Managing changes that stem from regulatory-driven efforts remain paramount for paint makers, and often that leads the discussion right back to cost issues. "The cost of raw materials in the lower VOC formulations can be significantly higher than raw materials used in older technology," said Denman. Previously, when a firm needed to increase the solvent in a paint stain, it was an inexpensive part of the formulation.
"It has shifted the paradigm a bit. Exempt solvents can add significant costs when building lower VOC alkyd-based paints and stains," he added.
As U.S.-based companies reformulate based on regional VOC requirements, time is ticking for European companies to get in compliance with the European Directive 2004 / 42 / CE, which sets out limitations on emissions of VOC due to the use of organic solvents in most decorative paint. Companies must adapt their ranges in two steps, with the first deadline just months away.
Other issues European coatings makers continue to face include the Biocides Product Directive and increasing performance requirements. SigmaKalon takes an international approach with project teams that include R&D, marketing and supply.

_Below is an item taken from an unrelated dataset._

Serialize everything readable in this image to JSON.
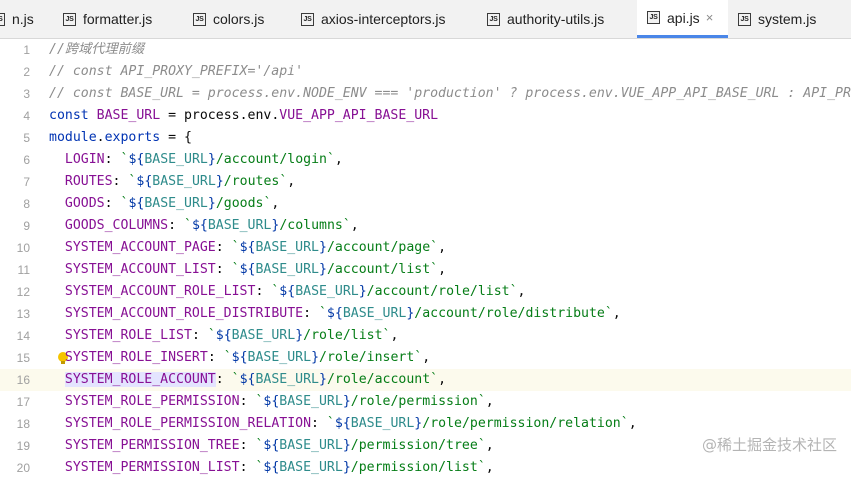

"Clearly in these international projects focus is given to innovative solutions to achieve in parallel VOC compliance together with additional improved product characteristics," said Kees van der Kolk, general manager Deco R&D for SigmaKalon.
Sigma has had success with products for mineral substrates and wood substrates. The first, Pancrytex and Imprimtex, are hydro pliolite-based products sold in France under the Seigneurie banner. The latter is the Sigma Continuous product line (offered in the Dutch market), which provides a longer application window even under adverse weather conditions, which minimizes downtime for professional painters.
To create more robust products for exterior applications, there must be a strong focus on R&D and a willingness to experiment and utilize top-notch materials, say industry leaders in the U.S. and overseas.
"New technology and newly developed binders have helped us in developing harder and tougher paint which will stand up to the harsh climate for an increased number of years," noted Kristensen of Jotun U.A.E., which has recently launched Jotashield Thermo, a pure acrylic exterior coating that has been independently proven by the Dubai Municipality to reduce heat absorbed by walls. Special glass beads deflect the sun's heat, cooling the interiors and saving energy, according to the company.
At its Flanders, NJ facility, Benjamin Moore is constantly evaluating new raw materials and technology including binders, resins, colorants and other additives.
"The objective," Denman said, "is to leverage the absolute best ingredients available."
PPG Goes West
Last month, PPG Industries broke ground in McCarran, NV on a 95,000-sq.-foot architectural coatings manufacturing facility. Expected to begin production near the end of 2007, the facility will manufacture more than 15 million gallons of water-based latex paint per year at full capacity. Brands will include Olympic, Lucite, Pittsburgh and others.
"This new paint manufacturing facility will enable PPG to better serve the expanding networks of Lowe's stores, PPG company-owned stores and independent dealers in 12 western states," said Scott Sinetar, vice president,